◆ Exercise instructions:
Since only part of the records is wanted, repeat exactly the lines from the one containing "Decode this image" through the last line, both included.
= = = = =
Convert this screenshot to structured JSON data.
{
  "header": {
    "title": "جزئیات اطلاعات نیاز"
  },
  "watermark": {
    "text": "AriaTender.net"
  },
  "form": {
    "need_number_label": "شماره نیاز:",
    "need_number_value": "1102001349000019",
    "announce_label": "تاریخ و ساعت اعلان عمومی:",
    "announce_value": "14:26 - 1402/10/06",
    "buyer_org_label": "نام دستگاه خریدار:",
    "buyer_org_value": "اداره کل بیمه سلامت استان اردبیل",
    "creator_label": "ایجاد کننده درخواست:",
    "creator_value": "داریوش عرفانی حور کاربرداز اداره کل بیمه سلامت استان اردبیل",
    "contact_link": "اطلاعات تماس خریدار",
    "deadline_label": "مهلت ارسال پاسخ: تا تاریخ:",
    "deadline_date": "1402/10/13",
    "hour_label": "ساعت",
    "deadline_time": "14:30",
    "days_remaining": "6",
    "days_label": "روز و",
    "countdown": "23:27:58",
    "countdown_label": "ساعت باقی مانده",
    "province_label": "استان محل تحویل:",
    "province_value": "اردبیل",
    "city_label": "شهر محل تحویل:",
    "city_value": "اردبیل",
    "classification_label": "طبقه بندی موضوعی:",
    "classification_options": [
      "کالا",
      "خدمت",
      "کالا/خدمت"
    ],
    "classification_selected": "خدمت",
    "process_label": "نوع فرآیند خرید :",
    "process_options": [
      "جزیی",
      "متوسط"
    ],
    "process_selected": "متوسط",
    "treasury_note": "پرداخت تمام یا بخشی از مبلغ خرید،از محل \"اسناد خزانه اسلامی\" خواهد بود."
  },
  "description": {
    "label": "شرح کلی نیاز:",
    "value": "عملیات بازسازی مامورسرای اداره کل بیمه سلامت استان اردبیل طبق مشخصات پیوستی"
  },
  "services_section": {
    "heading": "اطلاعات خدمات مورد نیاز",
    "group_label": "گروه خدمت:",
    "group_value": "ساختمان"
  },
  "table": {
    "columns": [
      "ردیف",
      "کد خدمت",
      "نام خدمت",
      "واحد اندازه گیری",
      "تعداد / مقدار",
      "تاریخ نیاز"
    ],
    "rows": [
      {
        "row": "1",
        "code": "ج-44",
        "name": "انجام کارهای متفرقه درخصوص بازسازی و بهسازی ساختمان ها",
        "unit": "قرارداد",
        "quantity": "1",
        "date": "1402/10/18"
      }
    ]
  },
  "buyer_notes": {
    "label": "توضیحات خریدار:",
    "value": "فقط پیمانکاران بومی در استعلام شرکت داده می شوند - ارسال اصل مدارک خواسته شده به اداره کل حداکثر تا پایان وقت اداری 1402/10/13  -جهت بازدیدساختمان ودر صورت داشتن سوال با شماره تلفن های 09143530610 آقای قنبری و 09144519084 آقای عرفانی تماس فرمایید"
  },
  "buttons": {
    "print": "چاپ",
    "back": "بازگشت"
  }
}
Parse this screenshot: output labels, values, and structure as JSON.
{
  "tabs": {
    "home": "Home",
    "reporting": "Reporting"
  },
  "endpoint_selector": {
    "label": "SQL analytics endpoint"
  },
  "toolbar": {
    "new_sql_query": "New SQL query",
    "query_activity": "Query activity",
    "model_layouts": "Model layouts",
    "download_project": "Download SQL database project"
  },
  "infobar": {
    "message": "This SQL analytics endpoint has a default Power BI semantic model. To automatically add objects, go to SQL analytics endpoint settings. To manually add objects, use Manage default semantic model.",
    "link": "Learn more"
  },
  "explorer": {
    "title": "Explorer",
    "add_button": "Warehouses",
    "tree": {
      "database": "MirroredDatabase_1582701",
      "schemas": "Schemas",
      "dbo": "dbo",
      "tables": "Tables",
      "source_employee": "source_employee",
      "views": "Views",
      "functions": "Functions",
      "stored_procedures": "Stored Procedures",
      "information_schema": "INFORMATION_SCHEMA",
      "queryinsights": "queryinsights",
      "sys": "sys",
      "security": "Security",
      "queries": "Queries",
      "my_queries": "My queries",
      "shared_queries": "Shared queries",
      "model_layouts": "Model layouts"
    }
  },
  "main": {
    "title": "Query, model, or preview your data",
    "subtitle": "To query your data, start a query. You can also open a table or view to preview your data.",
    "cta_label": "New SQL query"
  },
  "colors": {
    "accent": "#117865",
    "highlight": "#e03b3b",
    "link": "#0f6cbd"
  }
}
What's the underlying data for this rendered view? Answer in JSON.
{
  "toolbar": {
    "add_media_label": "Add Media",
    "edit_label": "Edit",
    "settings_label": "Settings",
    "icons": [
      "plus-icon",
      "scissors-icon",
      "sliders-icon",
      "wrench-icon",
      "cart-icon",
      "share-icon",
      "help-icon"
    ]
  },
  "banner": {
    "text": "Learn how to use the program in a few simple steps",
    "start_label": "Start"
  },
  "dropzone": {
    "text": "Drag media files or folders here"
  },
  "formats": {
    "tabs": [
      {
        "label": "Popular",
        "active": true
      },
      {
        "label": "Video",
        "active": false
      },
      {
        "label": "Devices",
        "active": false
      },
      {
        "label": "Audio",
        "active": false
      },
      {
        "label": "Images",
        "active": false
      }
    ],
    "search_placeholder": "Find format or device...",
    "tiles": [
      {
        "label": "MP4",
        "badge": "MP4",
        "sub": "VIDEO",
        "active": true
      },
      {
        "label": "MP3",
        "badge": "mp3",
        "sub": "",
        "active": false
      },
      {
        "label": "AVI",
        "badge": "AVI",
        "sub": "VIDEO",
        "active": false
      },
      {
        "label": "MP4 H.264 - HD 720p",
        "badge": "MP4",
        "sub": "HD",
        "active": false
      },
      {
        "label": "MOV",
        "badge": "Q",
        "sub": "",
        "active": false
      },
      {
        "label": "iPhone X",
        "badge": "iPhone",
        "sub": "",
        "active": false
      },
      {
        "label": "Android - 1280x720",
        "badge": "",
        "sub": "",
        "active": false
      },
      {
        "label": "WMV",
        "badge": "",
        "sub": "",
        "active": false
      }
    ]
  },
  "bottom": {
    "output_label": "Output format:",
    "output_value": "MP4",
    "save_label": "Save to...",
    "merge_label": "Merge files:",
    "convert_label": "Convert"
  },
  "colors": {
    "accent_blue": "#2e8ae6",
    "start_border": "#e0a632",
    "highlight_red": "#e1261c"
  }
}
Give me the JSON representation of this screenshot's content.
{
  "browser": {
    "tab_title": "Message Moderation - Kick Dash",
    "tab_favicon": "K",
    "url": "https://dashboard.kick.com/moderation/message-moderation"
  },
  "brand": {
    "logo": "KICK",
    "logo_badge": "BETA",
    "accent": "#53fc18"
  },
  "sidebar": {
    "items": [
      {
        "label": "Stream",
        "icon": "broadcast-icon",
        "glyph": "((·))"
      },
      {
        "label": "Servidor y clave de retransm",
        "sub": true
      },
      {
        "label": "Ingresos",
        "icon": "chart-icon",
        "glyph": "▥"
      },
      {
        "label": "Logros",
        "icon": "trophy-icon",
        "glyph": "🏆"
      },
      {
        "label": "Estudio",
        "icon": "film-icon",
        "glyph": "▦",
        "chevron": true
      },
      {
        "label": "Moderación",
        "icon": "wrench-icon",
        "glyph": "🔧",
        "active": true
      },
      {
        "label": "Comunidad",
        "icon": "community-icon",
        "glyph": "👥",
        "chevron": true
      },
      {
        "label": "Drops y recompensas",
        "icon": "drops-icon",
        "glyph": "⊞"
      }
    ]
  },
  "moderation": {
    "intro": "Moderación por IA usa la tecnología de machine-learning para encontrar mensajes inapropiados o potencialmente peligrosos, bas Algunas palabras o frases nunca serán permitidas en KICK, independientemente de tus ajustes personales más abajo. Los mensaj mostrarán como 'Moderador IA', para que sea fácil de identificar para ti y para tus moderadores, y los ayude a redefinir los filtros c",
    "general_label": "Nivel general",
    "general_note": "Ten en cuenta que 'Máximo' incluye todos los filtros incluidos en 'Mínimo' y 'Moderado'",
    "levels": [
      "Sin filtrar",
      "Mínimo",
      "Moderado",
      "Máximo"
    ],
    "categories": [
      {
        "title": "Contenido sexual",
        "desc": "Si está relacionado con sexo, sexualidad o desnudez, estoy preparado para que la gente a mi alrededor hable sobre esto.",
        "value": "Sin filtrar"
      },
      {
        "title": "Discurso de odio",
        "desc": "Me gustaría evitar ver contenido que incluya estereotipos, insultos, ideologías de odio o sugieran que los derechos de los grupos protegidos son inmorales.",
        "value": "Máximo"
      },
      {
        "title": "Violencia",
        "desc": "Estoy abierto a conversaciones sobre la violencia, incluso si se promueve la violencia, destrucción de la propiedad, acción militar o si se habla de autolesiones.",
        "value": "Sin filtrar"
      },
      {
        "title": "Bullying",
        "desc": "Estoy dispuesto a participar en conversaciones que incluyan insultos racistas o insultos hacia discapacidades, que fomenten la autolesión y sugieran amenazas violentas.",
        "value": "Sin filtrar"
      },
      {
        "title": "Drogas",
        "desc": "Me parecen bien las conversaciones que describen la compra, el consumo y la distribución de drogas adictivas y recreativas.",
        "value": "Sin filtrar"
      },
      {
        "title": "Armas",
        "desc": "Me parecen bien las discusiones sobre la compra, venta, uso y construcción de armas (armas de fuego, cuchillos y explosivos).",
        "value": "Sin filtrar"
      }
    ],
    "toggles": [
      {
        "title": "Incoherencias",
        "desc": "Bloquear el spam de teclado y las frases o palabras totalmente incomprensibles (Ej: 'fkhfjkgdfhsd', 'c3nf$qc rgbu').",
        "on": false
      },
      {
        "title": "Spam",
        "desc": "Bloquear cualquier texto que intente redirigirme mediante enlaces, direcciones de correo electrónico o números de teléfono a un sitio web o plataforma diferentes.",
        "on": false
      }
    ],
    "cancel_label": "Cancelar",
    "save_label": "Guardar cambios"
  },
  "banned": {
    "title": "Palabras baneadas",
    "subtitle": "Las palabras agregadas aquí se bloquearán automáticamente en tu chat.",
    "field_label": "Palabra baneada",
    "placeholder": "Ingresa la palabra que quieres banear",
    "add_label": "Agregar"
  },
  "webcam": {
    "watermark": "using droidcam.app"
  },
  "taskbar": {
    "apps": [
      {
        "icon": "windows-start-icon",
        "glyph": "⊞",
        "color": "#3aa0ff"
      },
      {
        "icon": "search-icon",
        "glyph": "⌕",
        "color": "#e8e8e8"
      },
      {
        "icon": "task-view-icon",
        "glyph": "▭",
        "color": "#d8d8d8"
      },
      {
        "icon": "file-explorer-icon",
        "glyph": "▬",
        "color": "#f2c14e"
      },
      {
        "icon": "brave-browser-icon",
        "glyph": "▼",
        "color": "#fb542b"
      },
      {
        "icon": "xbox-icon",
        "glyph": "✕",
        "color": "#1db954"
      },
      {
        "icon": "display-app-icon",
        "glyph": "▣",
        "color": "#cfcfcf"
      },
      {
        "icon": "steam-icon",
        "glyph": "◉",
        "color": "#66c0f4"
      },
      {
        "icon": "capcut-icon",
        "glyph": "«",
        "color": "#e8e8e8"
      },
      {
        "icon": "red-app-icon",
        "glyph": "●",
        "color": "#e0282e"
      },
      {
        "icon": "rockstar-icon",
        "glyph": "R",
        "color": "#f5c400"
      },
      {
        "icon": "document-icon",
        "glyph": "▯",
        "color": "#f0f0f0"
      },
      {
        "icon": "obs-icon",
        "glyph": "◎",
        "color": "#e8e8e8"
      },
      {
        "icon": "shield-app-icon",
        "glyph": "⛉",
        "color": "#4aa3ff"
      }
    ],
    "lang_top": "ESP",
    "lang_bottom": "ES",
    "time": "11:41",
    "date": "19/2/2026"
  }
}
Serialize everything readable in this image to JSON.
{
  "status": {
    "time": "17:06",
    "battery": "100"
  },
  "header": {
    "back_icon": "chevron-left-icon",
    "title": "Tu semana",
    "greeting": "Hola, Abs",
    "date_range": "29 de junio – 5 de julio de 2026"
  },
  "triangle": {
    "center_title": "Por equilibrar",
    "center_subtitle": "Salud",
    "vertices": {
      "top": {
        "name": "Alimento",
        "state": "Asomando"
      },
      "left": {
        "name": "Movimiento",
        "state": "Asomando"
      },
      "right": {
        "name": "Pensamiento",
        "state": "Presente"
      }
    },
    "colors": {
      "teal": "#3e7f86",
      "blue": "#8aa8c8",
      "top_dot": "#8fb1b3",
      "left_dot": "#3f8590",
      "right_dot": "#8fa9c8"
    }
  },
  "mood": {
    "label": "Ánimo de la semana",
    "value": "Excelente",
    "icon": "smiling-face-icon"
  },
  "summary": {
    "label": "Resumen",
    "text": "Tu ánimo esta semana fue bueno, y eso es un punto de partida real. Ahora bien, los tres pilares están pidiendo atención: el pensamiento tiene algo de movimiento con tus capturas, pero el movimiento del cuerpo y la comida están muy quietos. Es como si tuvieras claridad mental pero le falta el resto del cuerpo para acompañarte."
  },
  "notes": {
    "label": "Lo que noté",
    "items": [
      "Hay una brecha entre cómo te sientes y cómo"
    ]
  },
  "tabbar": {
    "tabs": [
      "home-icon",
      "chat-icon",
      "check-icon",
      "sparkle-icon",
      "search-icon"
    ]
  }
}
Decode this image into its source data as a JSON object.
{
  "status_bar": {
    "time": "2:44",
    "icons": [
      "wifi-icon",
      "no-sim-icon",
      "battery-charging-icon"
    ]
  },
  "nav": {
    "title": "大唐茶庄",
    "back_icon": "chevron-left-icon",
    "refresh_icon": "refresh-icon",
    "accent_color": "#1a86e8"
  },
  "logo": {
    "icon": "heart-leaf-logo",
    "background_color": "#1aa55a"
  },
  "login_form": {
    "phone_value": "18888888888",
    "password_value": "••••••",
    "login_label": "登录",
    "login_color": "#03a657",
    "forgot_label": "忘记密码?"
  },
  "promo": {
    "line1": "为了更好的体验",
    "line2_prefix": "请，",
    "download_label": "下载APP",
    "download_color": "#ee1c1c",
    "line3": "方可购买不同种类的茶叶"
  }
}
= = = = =
◆ Reply to the task:
Decode this image into its source data as a JSON object.
{
  "status_bar": {
    "time": "2:44",
    "icons": [
      "wifi-icon",
      "no-sim-icon",
      "battery-charging-icon"
    ]
  },
  "nav": {
    "title": "大唐茶庄",
    "back_icon": "chevron-left-icon",
    "refresh_icon": "refresh-icon",
    "accent_color": "#1a86e8"
  },
  "logo": {
    "icon": "heart-leaf-logo",
    "background_color": "#1aa55a"
  },
  "login_form": {
    "phone_value": "18888888888",
    "password_value": "••••••",
    "login_label": "登录",
    "login_color": "#03a657",
    "forgot_label": "忘记密码?"
  },
  "promo": {
    "line1": "为了更好的体验",
    "line2_prefix": "请，",
    "download_label": "下载APP",
    "download_color": "#ee1c1c",
    "line3": "方可购买不同种类的茶叶"
  }
}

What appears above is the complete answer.